Separatists always frame their demands in terms of a general principle in the UN Charter requiring that “peoples” have the right to “self-determination.” The questions are, what does “self-determination” mean? And what is "a people"? As de-colonization proceeded, meanings changed. The General Assembly adopted resolutions favoring the right of "peoples" (and not only those subject to colonial rule) to self-determination. However, this did not entail a right to independence or secession but simply meant the right to decide freely. In all cases where the population enjoys representative government, Higgins argues that it has no legal right of secession. (Some legal experts, on the other hand, regard self-determination as justifiable in such instances if the minority nevertheless faces severe human rights violations.)
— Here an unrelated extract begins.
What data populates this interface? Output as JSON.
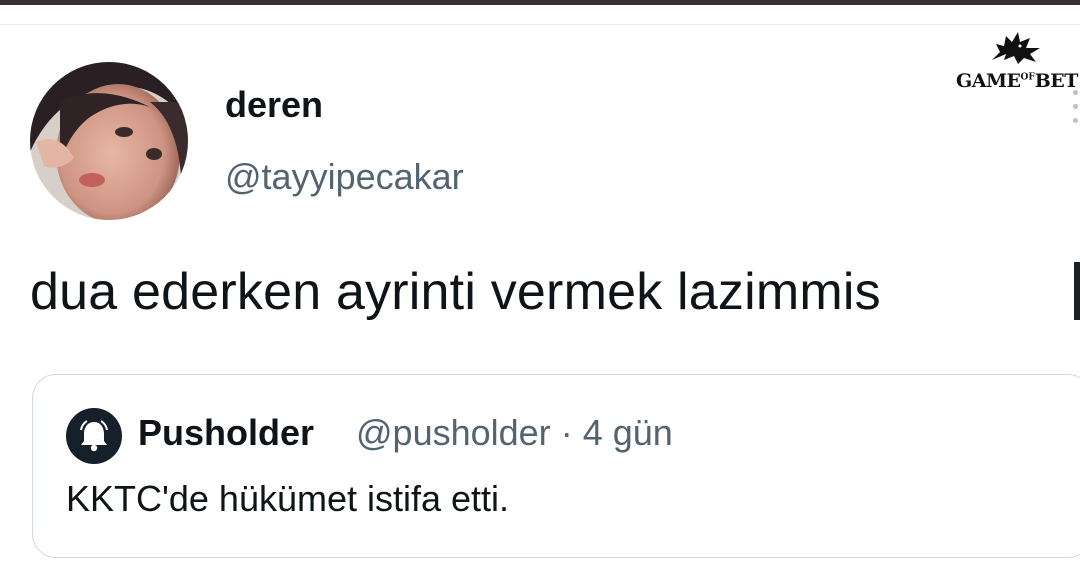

In any case, the UN has consistently indicated that the principle of self-determination must never disrupt the national unityand territorial integrity of a country. Nevertheless, nationalists have continued to demand separate states in a number of areas, and their claims are widely considered legitimate — including in Canada, where I live.
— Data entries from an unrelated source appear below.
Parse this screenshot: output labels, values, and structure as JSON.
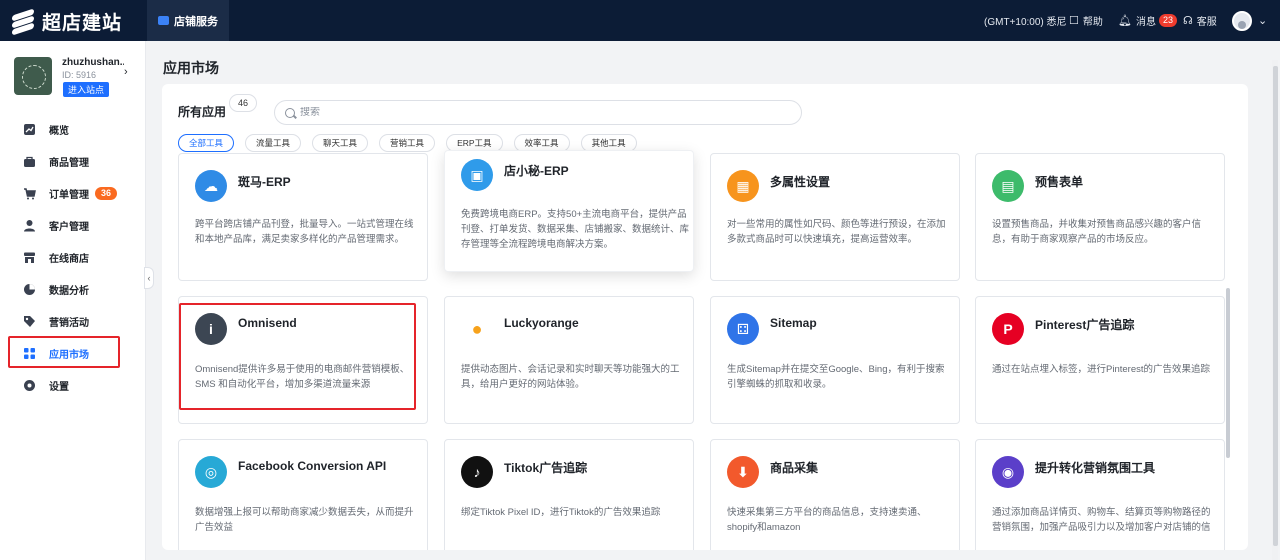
{
  "app": {
    "logo_text": "超店建站"
  },
  "topnav": {
    "active_tab": "店铺服务",
    "timezone": "(GMT+10:00) 悉尼",
    "help": "帮助",
    "messages": "消息",
    "messages_count": "23",
    "service": "客服",
    "avatar_chevron": "⌄"
  },
  "store": {
    "name": "zhuzhushan...",
    "id": "ID: 5916",
    "enter_btn": "进入站点",
    "chevron": "›"
  },
  "sidebar": {
    "items": [
      {
        "label": "概览",
        "icon": "chart-icon"
      },
      {
        "label": "商品管理",
        "icon": "bag-icon"
      },
      {
        "label": "订单管理",
        "icon": "cart-icon",
        "badge": "36"
      },
      {
        "label": "客户管理",
        "icon": "user-icon"
      },
      {
        "label": "在线商店",
        "icon": "store-icon"
      },
      {
        "label": "数据分析",
        "icon": "pie-icon"
      },
      {
        "label": "营销活动",
        "icon": "tag-icon"
      },
      {
        "label": "应用市场",
        "icon": "grid-icon",
        "active": true
      },
      {
        "label": "设置",
        "icon": "gear-icon"
      }
    ],
    "collapse": "‹"
  },
  "page": {
    "title": "应用市场"
  },
  "apps_panel": {
    "title": "所有应用",
    "count": "46",
    "search_placeholder": "搜索",
    "filters": [
      "全部工具",
      "流量工具",
      "聊天工具",
      "营销工具",
      "ERP工具",
      "效率工具",
      "其他工具"
    ],
    "cards": [
      {
        "title": "斑马-ERP",
        "desc": "跨平台跨店铺产品刊登，批量导入。一站式管理在线和本地产品库，满足卖家多样化的产品管理需求。",
        "color": "#2f8be6",
        "glyph": "☁"
      },
      {
        "title": "店小秘-ERP",
        "desc": "免费跨境电商ERP。支持50+主流电商平台，提供产品刊登、打单发货、数据采集、店铺搬家、数据统计、库存管理等全流程跨境电商解决方案。",
        "color": "#2f9bea",
        "glyph": "▣"
      },
      {
        "title": "多属性设置",
        "desc": "对一些常用的属性如尺码、颜色等进行预设，在添加多款式商品时可以快速填充，提高运营效率。",
        "color": "#f7941d",
        "glyph": "▦"
      },
      {
        "title": "预售表单",
        "desc": "设置预售商品，并收集对预售商品感兴趣的客户信息，有助于商家观察产品的市场反应。",
        "color": "#3dbb6b",
        "glyph": "▤"
      },
      {
        "title": "Omnisend",
        "desc": "Omnisend提供许多易于使用的电商邮件营销模板、SMS 和自动化平台，增加多渠道流量来源",
        "color": "#3c4653",
        "glyph": "i"
      },
      {
        "title": "Luckyorange",
        "desc": "提供动态图片、会话记录和实时聊天等功能强大的工具，给用户更好的网站体验。",
        "color": "#ffffff",
        "glyph": "●"
      },
      {
        "title": "Sitemap",
        "desc": "生成Sitemap并在提交至Google、Bing，有利于搜索引擎蜘蛛的抓取和收录。",
        "color": "#2f74e8",
        "glyph": "⚃"
      },
      {
        "title": "Pinterest广告追踪",
        "desc": "通过在站点埋入标签，进行Pinterest的广告效果追踪",
        "color": "#e60023",
        "glyph": "P"
      },
      {
        "title": "Facebook Conversion API",
        "desc": "数据增强上报可以帮助商家减少数据丢失，从而提升广告效益",
        "color": "#27a9d6",
        "glyph": "◎"
      },
      {
        "title": "Tiktok广告追踪",
        "desc": "绑定Tiktok Pixel ID，进行Tiktok的广告效果追踪",
        "color": "#111111",
        "glyph": "♪"
      },
      {
        "title": "商品采集",
        "desc": "快速采集第三方平台的商品信息，支持速卖通、shopify和amazon",
        "color": "#f2592c",
        "glyph": "⬇"
      },
      {
        "title": "提升转化营销氛围工具",
        "desc": "通过添加商品详情页、购物车、结算页等购物路径的营销氛围，加强产品吸引力以及增加客户对店铺的信",
        "color": "#5b3fc9",
        "glyph": "◉"
      }
    ]
  }
}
But who is the “self” that is entitled to “self-determination”? According to Higgins, the ICJ regards a “people,” not as a minority but rather as everyone living within the inherited international boundaries of a given state. Naturally, this definition does not satisfy many separatist groups, but she indicates that it does not jeopardize their rights.
“Of course, all members of distinct minority groups are part of the peoples of the territory. In that sense they too, as individuals, are the holders of the right of self-determination. But minorities as such do not have a right of self-determination. That means, in effect, that they have no right to secession, to independence, or to join with comparable groups in other states...
"Individual members of minorities who consider their human rights to have been violated may bring complaints against states that are party to the Covenant on Civil and Political Rights -- but they may do so only as individuals, not as a class action on behalf of a group."
I was pleased with her point of view, though it does not dispose of all separatist movements. It means that legally no state has to accept the demand of a minority group to secede or form a new state — but it does not forbid that outcome if the existing state agrees to do so. If all the parties agree to separate the states, then the rest of the world will accept that outcome. In effect, this means that Higgins does not specify the circumstances under which secession is a legitimate aspiration. Still, it is a wise move in that direction and, if it were accepted, would resolve many conflicts and prevent civil wars such as those that broke Yugoslavia apart and the ongoing one in Sri Lanka
So let’s celebrate the elevation of Rosalyn Higgins to her new role.